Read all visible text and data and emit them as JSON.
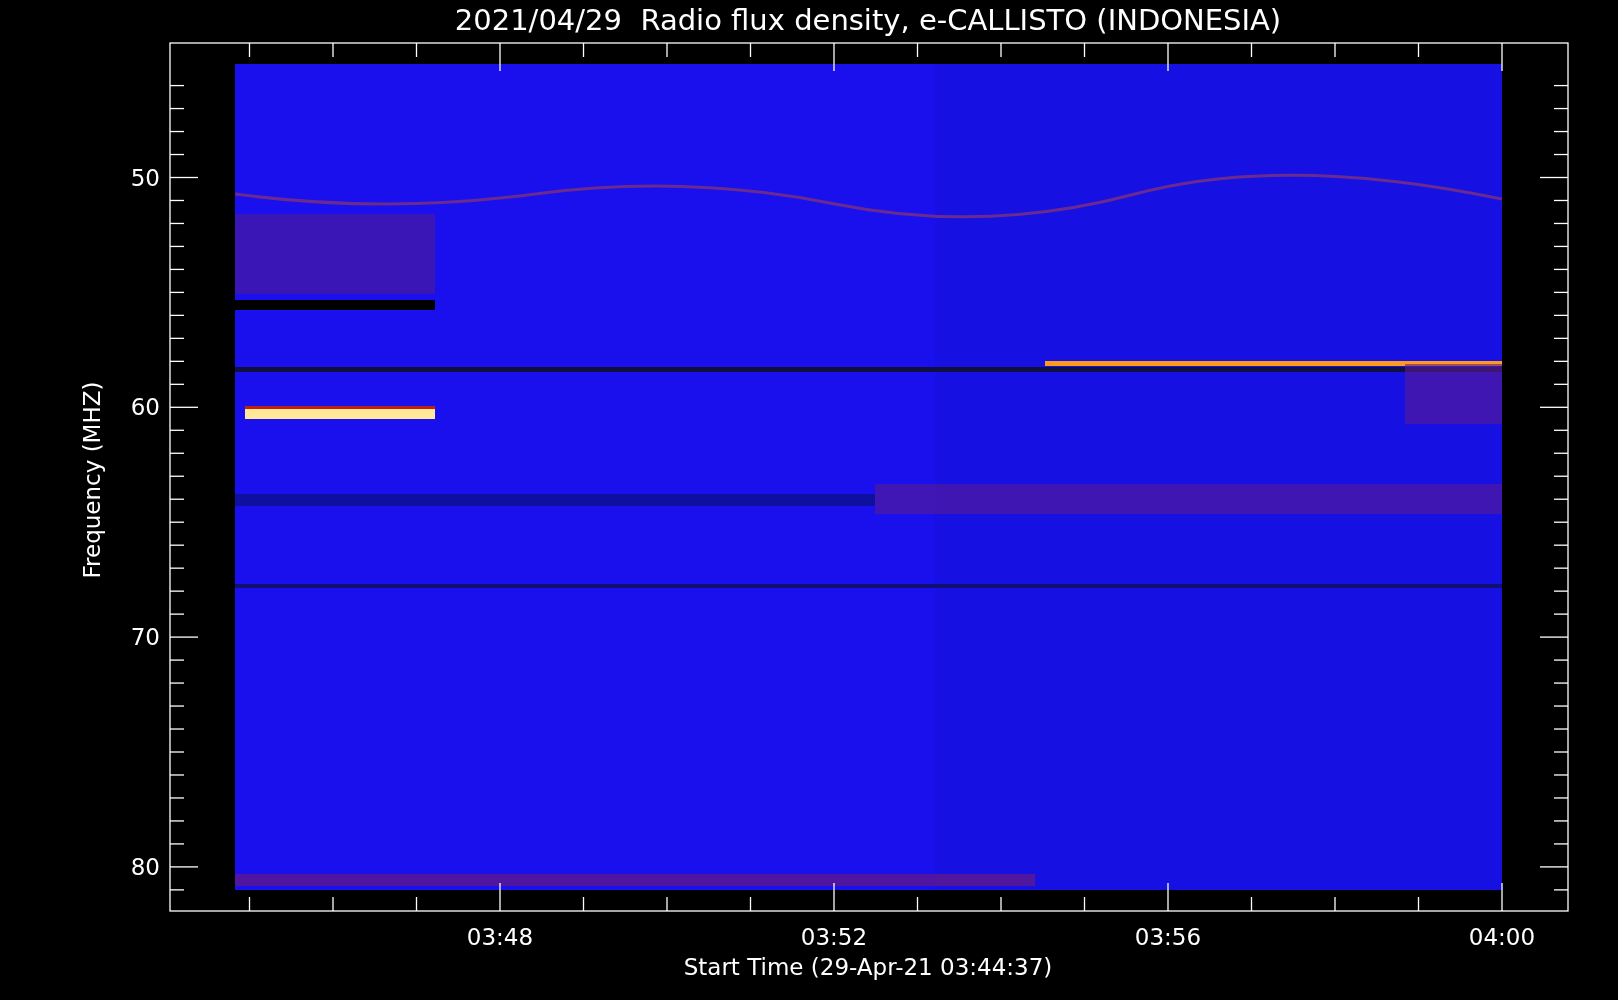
{
  "title": "2021/04/29  Radio flux density, e-CALLISTO (INDONESIA)",
  "y_axis": {
    "label": "Frequency (MHZ)",
    "ticks": [
      "50",
      "60",
      "70",
      "80"
    ]
  },
  "x_axis": {
    "label": "Start Time (29-Apr-21 03:44:37)",
    "ticks": [
      "03:48",
      "03:52",
      "03:56",
      "04:00"
    ]
  }
}
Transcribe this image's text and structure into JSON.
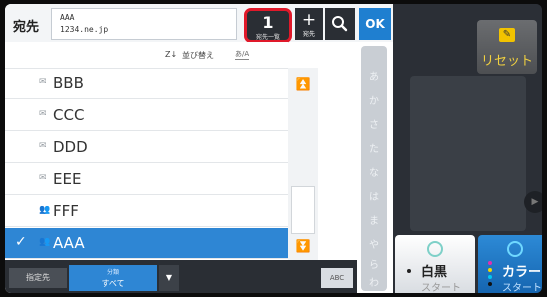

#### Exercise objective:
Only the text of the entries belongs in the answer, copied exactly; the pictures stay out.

#### Problem solution:
Read all visible text and data and emit them as JSON.
{
  "title": "2021/04/29  Radio flux density, e-CALLISTO (INDONESIA)",
  "y_axis": {
    "label": "Frequency (MHZ)",
    "ticks": [
      "50",
      "60",
      "70",
      "80"
    ]
  },
  "x_axis": {
    "label": "Start Time (29-Apr-21 03:44:37)",
    "ticks": [
      "03:48",
      "03:52",
      "03:56",
      "04:00"
    ]
  }
}
Transcribe this image's text and structure into JSON.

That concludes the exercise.